→ How to complete this task: Return each line of the records below that contains the word "files".

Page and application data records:
--------------------------------
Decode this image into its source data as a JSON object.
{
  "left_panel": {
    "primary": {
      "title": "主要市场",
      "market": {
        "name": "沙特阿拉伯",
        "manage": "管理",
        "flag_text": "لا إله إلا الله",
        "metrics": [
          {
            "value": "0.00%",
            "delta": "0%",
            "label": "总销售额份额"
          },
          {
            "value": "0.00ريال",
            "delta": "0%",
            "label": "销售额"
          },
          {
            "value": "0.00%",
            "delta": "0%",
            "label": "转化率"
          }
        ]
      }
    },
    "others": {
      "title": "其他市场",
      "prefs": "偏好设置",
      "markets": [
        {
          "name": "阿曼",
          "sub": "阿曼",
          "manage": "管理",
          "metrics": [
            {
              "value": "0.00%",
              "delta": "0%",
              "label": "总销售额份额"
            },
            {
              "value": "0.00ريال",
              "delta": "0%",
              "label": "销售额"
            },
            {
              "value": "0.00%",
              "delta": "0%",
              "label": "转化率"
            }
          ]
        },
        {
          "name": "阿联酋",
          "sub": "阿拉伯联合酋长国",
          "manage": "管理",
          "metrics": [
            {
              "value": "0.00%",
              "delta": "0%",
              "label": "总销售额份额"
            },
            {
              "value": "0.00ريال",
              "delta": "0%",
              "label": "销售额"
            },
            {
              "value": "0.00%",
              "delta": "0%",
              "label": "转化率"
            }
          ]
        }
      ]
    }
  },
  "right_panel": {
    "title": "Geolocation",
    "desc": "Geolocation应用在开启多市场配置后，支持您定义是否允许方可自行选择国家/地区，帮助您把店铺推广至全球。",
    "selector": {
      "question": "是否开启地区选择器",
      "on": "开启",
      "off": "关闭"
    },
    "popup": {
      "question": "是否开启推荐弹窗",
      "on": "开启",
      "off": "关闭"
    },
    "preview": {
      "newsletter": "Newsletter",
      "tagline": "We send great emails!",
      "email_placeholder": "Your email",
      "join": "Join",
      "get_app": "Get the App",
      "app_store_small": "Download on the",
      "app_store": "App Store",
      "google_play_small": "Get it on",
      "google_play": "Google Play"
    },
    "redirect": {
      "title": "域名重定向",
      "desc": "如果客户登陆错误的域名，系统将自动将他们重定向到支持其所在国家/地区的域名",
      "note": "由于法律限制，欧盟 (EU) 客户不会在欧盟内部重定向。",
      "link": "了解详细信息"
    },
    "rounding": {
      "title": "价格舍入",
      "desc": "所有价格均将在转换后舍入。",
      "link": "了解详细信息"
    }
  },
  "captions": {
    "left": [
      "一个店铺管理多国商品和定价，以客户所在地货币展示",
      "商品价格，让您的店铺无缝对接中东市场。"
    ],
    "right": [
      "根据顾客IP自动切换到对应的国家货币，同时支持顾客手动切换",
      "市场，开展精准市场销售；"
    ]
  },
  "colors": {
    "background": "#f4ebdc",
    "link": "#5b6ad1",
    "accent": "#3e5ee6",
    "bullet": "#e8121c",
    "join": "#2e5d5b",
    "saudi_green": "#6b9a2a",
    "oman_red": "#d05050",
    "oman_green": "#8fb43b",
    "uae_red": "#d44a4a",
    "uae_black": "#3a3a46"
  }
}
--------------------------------
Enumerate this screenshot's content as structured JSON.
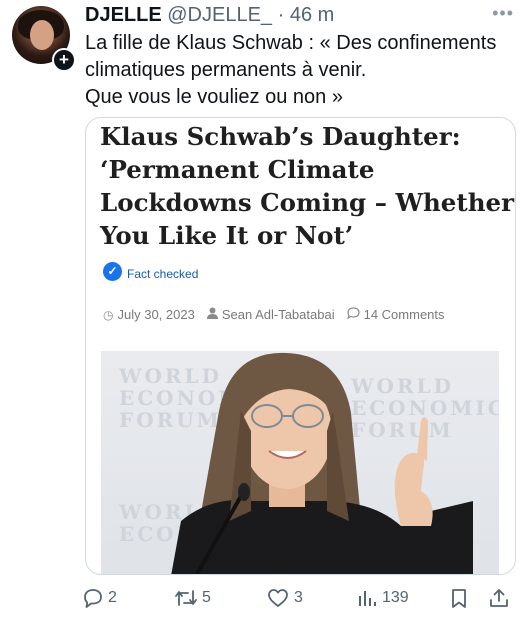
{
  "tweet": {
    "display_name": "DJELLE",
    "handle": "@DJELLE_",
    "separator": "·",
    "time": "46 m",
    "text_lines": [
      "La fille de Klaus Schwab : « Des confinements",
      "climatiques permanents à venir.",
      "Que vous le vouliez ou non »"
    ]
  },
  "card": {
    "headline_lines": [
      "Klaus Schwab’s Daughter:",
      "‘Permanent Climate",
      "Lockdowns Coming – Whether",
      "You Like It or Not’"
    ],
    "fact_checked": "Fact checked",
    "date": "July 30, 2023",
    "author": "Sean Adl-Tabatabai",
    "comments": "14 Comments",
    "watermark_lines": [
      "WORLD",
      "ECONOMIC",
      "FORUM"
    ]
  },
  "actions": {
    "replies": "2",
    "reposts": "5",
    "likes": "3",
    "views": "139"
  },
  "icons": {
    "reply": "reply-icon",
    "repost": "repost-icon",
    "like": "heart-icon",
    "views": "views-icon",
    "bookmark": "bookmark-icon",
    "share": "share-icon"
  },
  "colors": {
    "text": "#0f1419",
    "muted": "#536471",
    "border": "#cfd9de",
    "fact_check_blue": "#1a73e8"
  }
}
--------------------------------
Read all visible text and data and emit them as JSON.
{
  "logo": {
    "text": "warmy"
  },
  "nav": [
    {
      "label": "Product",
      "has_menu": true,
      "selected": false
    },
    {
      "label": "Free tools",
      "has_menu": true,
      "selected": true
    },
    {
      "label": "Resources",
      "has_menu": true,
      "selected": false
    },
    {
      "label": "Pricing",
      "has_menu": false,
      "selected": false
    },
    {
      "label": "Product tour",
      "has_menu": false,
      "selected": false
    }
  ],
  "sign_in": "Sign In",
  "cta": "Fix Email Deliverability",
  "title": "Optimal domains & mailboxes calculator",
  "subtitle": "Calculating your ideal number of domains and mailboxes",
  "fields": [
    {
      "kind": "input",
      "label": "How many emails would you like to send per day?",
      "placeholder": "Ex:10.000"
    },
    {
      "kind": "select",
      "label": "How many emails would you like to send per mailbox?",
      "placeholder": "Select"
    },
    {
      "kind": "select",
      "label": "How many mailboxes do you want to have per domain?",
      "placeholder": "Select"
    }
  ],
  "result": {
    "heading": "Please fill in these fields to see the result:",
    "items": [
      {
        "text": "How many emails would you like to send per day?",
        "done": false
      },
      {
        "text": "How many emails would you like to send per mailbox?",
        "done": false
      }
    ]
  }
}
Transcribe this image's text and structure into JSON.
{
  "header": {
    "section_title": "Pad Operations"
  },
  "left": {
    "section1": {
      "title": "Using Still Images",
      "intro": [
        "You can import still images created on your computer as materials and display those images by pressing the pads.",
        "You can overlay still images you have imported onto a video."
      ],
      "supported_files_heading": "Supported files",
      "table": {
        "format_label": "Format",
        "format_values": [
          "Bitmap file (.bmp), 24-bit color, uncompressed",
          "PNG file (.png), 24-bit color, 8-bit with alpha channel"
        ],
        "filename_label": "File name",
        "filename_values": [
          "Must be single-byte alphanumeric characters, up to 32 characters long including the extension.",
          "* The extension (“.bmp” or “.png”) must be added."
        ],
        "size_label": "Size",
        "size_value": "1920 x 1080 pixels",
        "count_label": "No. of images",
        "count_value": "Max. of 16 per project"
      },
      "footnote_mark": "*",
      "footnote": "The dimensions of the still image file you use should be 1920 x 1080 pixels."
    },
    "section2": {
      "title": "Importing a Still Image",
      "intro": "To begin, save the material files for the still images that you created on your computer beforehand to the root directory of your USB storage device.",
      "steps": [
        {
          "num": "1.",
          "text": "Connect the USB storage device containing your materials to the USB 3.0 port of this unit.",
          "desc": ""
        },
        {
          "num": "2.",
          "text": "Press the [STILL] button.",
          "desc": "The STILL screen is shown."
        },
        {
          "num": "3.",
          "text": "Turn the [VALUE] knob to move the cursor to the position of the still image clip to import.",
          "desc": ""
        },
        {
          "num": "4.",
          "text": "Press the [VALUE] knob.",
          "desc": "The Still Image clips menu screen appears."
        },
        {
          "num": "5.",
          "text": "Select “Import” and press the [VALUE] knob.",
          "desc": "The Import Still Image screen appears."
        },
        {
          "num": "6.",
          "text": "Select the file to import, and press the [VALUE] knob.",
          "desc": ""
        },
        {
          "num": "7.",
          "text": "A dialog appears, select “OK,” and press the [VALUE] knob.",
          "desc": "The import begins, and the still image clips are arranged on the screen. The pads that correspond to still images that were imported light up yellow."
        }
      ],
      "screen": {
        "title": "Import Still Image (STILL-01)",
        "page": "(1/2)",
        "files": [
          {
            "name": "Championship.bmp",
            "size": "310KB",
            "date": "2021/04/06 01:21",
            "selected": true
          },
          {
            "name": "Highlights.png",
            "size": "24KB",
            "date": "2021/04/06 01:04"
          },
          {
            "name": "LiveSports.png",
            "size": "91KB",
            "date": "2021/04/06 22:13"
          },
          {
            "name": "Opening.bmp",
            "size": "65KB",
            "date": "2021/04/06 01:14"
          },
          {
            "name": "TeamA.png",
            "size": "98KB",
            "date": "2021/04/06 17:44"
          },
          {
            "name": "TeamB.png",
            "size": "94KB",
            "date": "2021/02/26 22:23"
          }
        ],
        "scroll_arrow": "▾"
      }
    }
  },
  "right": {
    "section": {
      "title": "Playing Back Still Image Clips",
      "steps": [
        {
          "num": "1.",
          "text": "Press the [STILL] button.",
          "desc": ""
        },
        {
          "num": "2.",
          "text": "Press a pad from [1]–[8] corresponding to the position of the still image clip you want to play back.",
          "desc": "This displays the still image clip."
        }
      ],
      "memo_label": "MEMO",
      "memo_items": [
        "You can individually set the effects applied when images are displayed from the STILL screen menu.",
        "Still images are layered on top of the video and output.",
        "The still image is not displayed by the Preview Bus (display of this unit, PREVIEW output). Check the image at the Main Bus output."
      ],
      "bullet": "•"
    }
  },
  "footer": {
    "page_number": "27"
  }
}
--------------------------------
→ Task answer:
      "supported_files_heading": "Supported files",
      "intro": "To begin, save the material files for the still images that you created on your computer beforehand to the root directory of your USB storage device.",
        "files": [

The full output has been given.